- Date published:
8:09 am, May 16th, 2019 - 97 comments
Categories: Deep stuff, facebook, International, internet, interweb, jacinda ardern, the praiseworthy and the pitiful, twitter - Tags: Muslim community
From Jo Moir at Radio New Zealand:
Tech company and world leaders have signed an unprecedented Christchurch Call agreement to eliminate terrorist and violent extremist content online.
The meeting, the first of its kind, in Paris overnight saw all of the major technology companies, 17 countries and the European Commission sign up to the call initiated by Prime Minister Jacinda Ardern and French President Emmanuel Macron, in the wake of the Christchurch attack that killed 51 people.
The action plan asks tech companies to review the operation of their algorithms that are driving users towards or amplifying terrorist content online and find ways to intervene earlier.
In order to try and prevent an attack like the one at Christchurch ever happening again, tech companies have agreed to share the effects of algorithim secrets with each other.
Ms Ardern has called on them to report progress regularly to governments.
At a news conference, Ms Ardern described the agreement as “day one” in the change the world needed.
“Never before have countries and tech companies come together in the wake of an horrific attack to commit to an action plan that will deliver collaboratively work in new technology built to make our communities ultimately safer.”
And there is to be pressure from business interests to make sure that the social media companies conduct themselves differently. Again from Radio New Zealand:
New Zealand and global investors worth more than $NZ5 trillion are uniting to put pressure on companies who have signed up to the Christchurch Call.
Launched alongside the summit in Paris overnight, the New Zealand Super Fund has coordinated the investor group, worth more than 15 times the GDP of the New Zealand economy.
The group wants to get Facebook, Twitter and Google – who all have social media platforms – to strengthen controls that will prevent the live streaming and distribution of objectionable content.
They plan to raise concerns with the companies’ board and management on these issues.
The investor group is made up of 55 funds – 27 from New Zealand and 28 from across the globe.

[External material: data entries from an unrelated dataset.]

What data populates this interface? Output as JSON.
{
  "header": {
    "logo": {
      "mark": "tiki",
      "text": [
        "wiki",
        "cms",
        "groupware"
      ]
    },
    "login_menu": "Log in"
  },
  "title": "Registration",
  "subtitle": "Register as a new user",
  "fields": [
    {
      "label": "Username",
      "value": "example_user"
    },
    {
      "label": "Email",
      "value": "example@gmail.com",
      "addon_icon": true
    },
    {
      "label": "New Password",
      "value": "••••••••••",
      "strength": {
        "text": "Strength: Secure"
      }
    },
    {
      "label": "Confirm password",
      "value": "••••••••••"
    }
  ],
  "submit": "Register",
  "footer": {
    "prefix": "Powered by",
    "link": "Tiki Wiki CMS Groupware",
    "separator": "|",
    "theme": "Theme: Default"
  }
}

Facebook has already announced changes with a proposal to ban users who breach rules over live streaming and the investment of funds into new video recognition software although to be frank the changes feel half hearted and are clearly not enough.
But there was one entity who did not participate in the summit or the declaration, an entity that also has worrying links to white supremacists.

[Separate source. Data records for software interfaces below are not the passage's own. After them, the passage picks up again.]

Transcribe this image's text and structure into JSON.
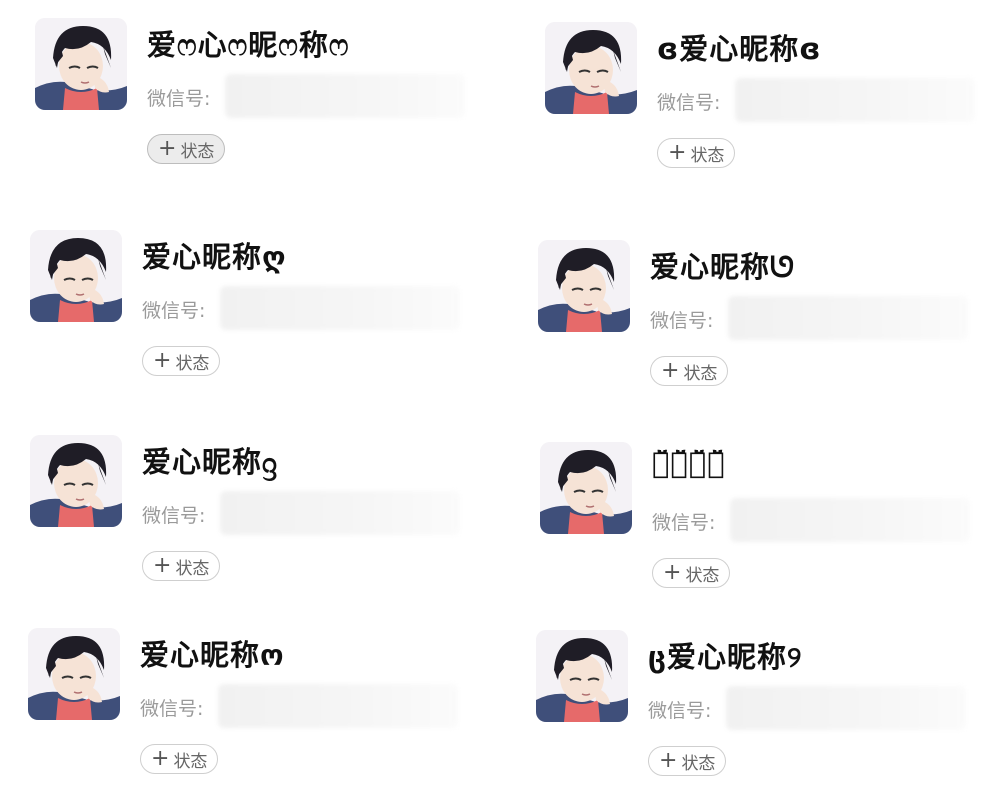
{
  "contacts": [
    {
      "nickname": "爱ෆ心ෆ昵ෆ称ෆ",
      "wechat_label": "微信号:",
      "status_label": "状态",
      "status_plus": "+"
    },
    {
      "nickname": "ɞ爱心昵称ɞ",
      "wechat_label": "微信号:",
      "status_label": "状态",
      "status_plus": "+"
    },
    {
      "nickname": "爱心昵称ღ",
      "wechat_label": "微信号:",
      "status_label": "状态",
      "status_plus": "+"
    },
    {
      "nickname": "爱心昵称ᘎ",
      "wechat_label": "微信号:",
      "status_label": "状态",
      "status_plus": "+"
    },
    {
      "nickname": "爱心昵称ᦋ",
      "wechat_label": "微信号:",
      "status_label": "状态",
      "status_plus": "+"
    },
    {
      "nickname": "爱̆̈心̆̈昵̆̈称̆̈",
      "wechat_label": "微信号:",
      "status_label": "状态",
      "status_plus": "+"
    },
    {
      "nickname": "爱心昵称ო",
      "wechat_label": "微信号:",
      "status_label": "状态",
      "status_plus": "+"
    },
    {
      "nickname": "ც爱心昵称୨",
      "wechat_label": "微信号:",
      "status_label": "状态",
      "status_plus": "+"
    }
  ]
}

Again from Radio New Zealand:
The United States has snubbed the Christchurch Call summit by not attending or endorsing the agreement.
In a statement from the White House, a spokesperson said the US stood with the international community in condemning terrorist and violent extremist content online in the strongest terms.
But it said the US was not currently in a position to join the agreement, although it supported its the overall goals.
It cited freedom of expression and freedom of the press as reasons it would not be joining the agreement, and said promoting credible, alternative narratives was the best way to defeat terrorist messaging.
Good work Jacinda. Not only has she led the country through one of its most tragic and difficult of events but she is achieving real international change.